*** THE RECORDS
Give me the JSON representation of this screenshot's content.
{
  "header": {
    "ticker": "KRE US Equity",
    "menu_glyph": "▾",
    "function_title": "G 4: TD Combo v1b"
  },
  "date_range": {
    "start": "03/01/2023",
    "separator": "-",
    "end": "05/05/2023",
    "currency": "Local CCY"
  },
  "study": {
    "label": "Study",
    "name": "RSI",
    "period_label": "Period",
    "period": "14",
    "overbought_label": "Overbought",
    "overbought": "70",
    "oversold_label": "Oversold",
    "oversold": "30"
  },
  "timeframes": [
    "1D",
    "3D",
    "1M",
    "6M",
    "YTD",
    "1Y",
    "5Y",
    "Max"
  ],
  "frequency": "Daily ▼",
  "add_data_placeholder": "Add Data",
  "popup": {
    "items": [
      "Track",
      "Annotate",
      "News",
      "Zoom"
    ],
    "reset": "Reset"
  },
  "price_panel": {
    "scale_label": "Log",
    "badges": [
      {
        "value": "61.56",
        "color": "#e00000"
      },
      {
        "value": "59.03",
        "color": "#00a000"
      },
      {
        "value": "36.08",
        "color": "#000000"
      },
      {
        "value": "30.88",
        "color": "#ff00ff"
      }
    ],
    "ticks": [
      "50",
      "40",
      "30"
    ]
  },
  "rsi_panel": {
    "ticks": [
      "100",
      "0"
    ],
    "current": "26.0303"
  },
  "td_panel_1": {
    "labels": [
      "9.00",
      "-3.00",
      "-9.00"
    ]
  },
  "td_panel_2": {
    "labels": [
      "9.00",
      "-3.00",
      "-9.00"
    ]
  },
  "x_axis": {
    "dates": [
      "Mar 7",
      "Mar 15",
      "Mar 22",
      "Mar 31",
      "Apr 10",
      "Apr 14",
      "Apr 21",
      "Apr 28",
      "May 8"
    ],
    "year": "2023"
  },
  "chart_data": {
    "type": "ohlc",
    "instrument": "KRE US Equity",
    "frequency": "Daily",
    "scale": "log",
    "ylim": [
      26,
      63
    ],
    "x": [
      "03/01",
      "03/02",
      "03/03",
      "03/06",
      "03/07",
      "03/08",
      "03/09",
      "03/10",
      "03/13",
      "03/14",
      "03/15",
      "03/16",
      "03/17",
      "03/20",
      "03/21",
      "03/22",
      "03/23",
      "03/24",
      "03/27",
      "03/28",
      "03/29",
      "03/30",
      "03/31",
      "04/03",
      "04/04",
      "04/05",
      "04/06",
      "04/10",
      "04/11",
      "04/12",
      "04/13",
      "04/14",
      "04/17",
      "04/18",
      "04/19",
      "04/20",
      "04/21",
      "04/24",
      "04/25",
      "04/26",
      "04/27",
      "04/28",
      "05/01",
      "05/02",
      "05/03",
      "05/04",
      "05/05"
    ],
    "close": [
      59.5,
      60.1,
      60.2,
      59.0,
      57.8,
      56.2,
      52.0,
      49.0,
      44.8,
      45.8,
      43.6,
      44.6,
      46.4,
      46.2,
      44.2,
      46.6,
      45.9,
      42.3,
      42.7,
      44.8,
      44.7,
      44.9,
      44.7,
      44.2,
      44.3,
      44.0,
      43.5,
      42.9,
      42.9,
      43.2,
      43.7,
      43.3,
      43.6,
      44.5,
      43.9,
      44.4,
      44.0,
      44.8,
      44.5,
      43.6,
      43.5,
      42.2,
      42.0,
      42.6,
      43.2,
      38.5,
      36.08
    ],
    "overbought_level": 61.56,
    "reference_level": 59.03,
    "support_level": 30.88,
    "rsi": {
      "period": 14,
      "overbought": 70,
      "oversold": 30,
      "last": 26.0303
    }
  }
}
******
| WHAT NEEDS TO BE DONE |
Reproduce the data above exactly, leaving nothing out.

| SOLUTION |
Give me the JSON representation of this screenshot's content.
{
  "header": {
    "ticker": "KRE US Equity",
    "menu_glyph": "▾",
    "function_title": "G 4: TD Combo v1b"
  },
  "date_range": {
    "start": "03/01/2023",
    "separator": "-",
    "end": "05/05/2023",
    "currency": "Local CCY"
  },
  "study": {
    "label": "Study",
    "name": "RSI",
    "period_label": "Period",
    "period": "14",
    "overbought_label": "Overbought",
    "overbought": "70",
    "oversold_label": "Oversold",
    "oversold": "30"
  },
  "timeframes": [
    "1D",
    "3D",
    "1M",
    "6M",
    "YTD",
    "1Y",
    "5Y",
    "Max"
  ],
  "frequency": "Daily ▼",
  "add_data_placeholder": "Add Data",
  "popup": {
    "items": [
      "Track",
      "Annotate",
      "News",
      "Zoom"
    ],
    "reset": "Reset"
  },
  "price_panel": {
    "scale_label": "Log",
    "badges": [
      {
        "value": "61.56",
        "color": "#e00000"
      },
      {
        "value": "59.03",
        "color": "#00a000"
      },
      {
        "value": "36.08",
        "color": "#000000"
      },
      {
        "value": "30.88",
        "color": "#ff00ff"
      }
    ],
    "ticks": [
      "50",
      "40",
      "30"
    ]
  },
  "rsi_panel": {
    "ticks": [
      "100",
      "0"
    ],
    "current": "26.0303"
  },
  "td_panel_1": {
    "labels": [
      "9.00",
      "-3.00",
      "-9.00"
    ]
  },
  "td_panel_2": {
    "labels": [
      "9.00",
      "-3.00",
      "-9.00"
    ]
  },
  "x_axis": {
    "dates": [
      "Mar 7",
      "Mar 15",
      "Mar 22",
      "Mar 31",
      "Apr 10",
      "Apr 14",
      "Apr 21",
      "Apr 28",
      "May 8"
    ],
    "year": "2023"
  },
  "chart_data": {
    "type": "ohlc",
    "instrument": "KRE US Equity",
    "frequency": "Daily",
    "scale": "log",
    "ylim": [
      26,
      63
    ],
    "x": [
      "03/01",
      "03/02",
      "03/03",
      "03/06",
      "03/07",
      "03/08",
      "03/09",
      "03/10",
      "03/13",
      "03/14",
      "03/15",
      "03/16",
      "03/17",
      "03/20",
      "03/21",
      "03/22",
      "03/23",
      "03/24",
      "03/27",
      "03/28",
      "03/29",
      "03/30",
      "03/31",
      "04/03",
      "04/04",
      "04/05",
      "04/06",
      "04/10",
      "04/11",
      "04/12",
      "04/13",
      "04/14",
      "04/17",
      "04/18",
      "04/19",
      "04/20",
      "04/21",
      "04/24",
      "04/25",
      "04/26",
      "04/27",
      "04/28",
      "05/01",
      "05/02",
      "05/03",
      "05/04",
      "05/05"
    ],
    "close": [
      59.5,
      60.1,
      60.2,
      59.0,
      57.8,
      56.2,
      52.0,
      49.0,
      44.8,
      45.8,
      43.6,
      44.6,
      46.4,
      46.2,
      44.2,
      46.6,
      45.9,
      42.3,
      42.7,
      44.8,
      44.7,
      44.9,
      44.7,
      44.2,
      44.3,
      44.0,
      43.5,
      42.9,
      42.9,
      43.2,
      43.7,
      43.3,
      43.6,
      44.5,
      43.9,
      44.4,
      44.0,
      44.8,
      44.5,
      43.6,
      43.5,
      42.2,
      42.0,
      42.6,
      43.2,
      38.5,
      36.08
    ],
    "overbought_level": 61.56,
    "reference_level": 59.03,
    "support_level": 30.88,
    "rsi": {
      "period": 14,
      "overbought": 70,
      "oversold": 30,
      "last": 26.0303
    }
  }
}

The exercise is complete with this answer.